Windstorms (not including tornadoes) occurred on numerous occasions, particularly severe events occurring in July and October. A state of emergency was declared over 9-11 July in the far north as damaging easterlies affected Northland, Auckland, and Coromandel, with roofs lost, containers toppled, fallen trees, broken power lines, boats washed ashore. More than 140,000 people were without electricity throughout Northland, Auckland, and the Coromandel A wind gust of 180 km/h was recorded on the offshore island of Tititiri Matangi.

In October, high winds from the west and northwest were more much frequent than normal. On 3 October, high winds resulted in the cancellation of many flights in and out of Wellington Airport. Winds on 4 October, resulted in power outages for Canterbury residents, some roofs were lifted, and a campervan was also toppled by the wind, along with fallen trees. A wind gust of 163 km/h was recorded at Tasman Aerodrome, Mt. Cook, during violent storm force northerlies. On 23 October, storm force north westerlies buffeted the southwest of the South Island, lifting roofing iron, downing power lines, and felling trees in Southland.

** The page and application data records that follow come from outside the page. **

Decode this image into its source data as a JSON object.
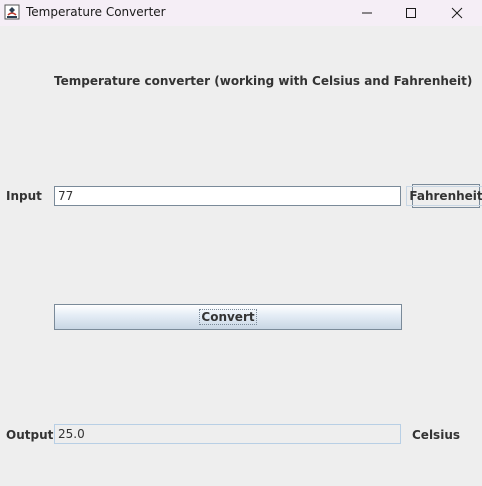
{
  "window": {
    "title": "Temperature Converter",
    "app_icon": "java-icon",
    "controls": [
      "minimize-icon",
      "maximize-icon",
      "close-icon"
    ]
  },
  "main": {
    "heading": "Temperature converter (working with Celsius and Fahrenheit)",
    "input_label": "Input",
    "input_value": "77",
    "unit_button_label": "Fahrenheit",
    "convert_button_label": "Convert",
    "output_label": "Output",
    "output_value": "25.0",
    "output_unit": "Celsius"
  }
}
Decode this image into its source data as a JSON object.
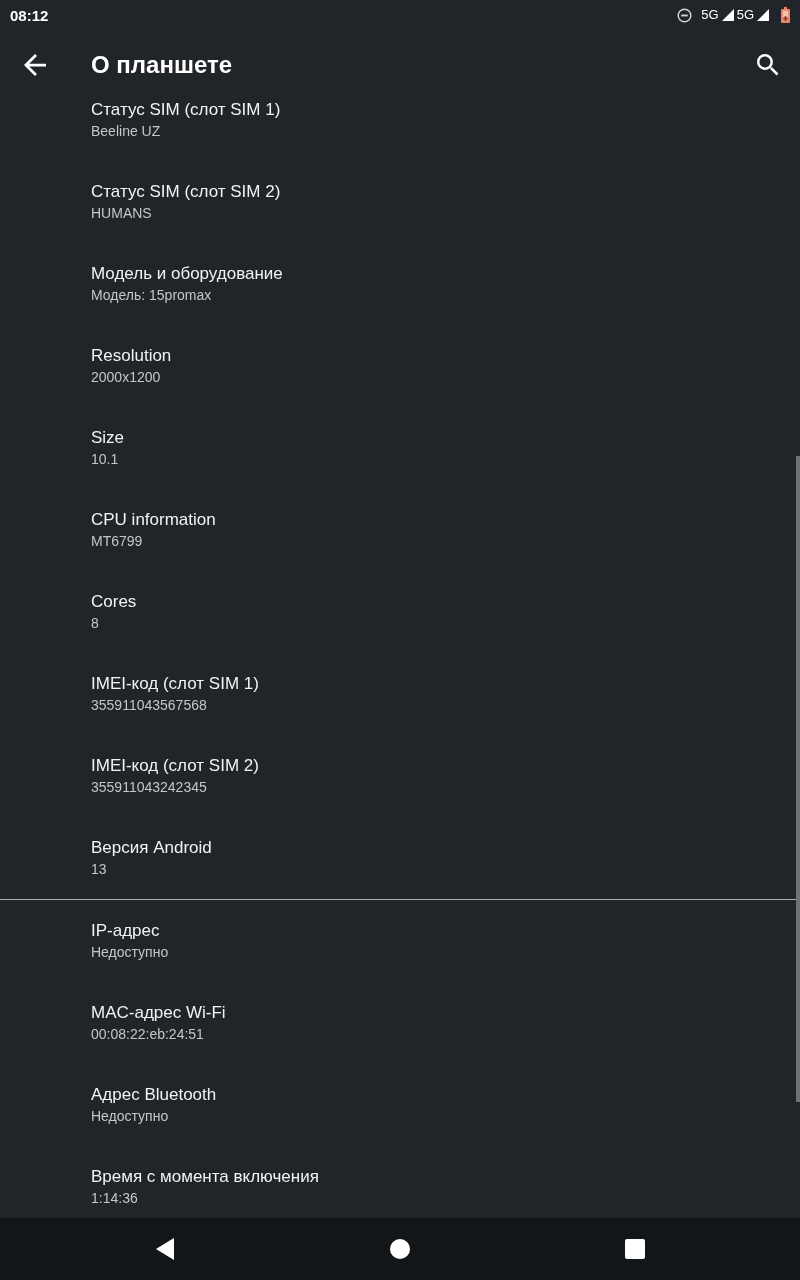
{
  "status_bar": {
    "time": "08:12",
    "networks": [
      "5G",
      "5G"
    ]
  },
  "toolbar": {
    "title": "О планшете"
  },
  "groups": [
    {
      "items": [
        {
          "title": "Статус SIM (слот SIM 1)",
          "summary": "Beeline UZ"
        },
        {
          "title": "Статус SIM (слот SIM 2)",
          "summary": "HUMANS"
        },
        {
          "title": "Модель и оборудование",
          "summary": "Модель: 15promax"
        },
        {
          "title": "Resolution",
          "summary": "2000x1200"
        },
        {
          "title": "Size",
          "summary": "10.1"
        },
        {
          "title": "CPU information",
          "summary": "MT6799"
        },
        {
          "title": "Cores",
          "summary": "8"
        },
        {
          "title": "IMEI-код (слот SIM 1)",
          "summary": "355911043567568"
        },
        {
          "title": "IMEI-код (слот SIM 2)",
          "summary": "355911043242345"
        },
        {
          "title": "Версия Android",
          "summary": "13"
        }
      ]
    },
    {
      "items": [
        {
          "title": "IP-адрес",
          "summary": "Недоступно"
        },
        {
          "title": "MAC-адрес Wi-Fi",
          "summary": "00:08:22:eb:24:51"
        },
        {
          "title": "Адрес Bluetooth",
          "summary": "Недоступно"
        },
        {
          "title": "Время с момента включения",
          "summary": "1:14:36"
        }
      ]
    }
  ]
}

Damage also occurred in Hawke’s Bay, Manawatu, Otago, and Canterbury (with trucks toppled).

Full report

Climate Summary for 2007 (PDF 298 KB)

For further information, please contact:

Dr Jim Salinger – Principal Scientist, Climate
NIWA National Climate Centre – Auckland
Phone +64 9 375 2053
j.salinger@niwa.co.nz

Stuart Burgess – Climatologist
NIWA National Climate Centre – Wellington
Phone +64 4 386 0569
s.burgess@niwa.co.nz

Geoff Baird – Communications Manager
Phone +64 4 386 0543
g.baird@niwa.co.nz

Acknowledgement of NIWA as the source is required.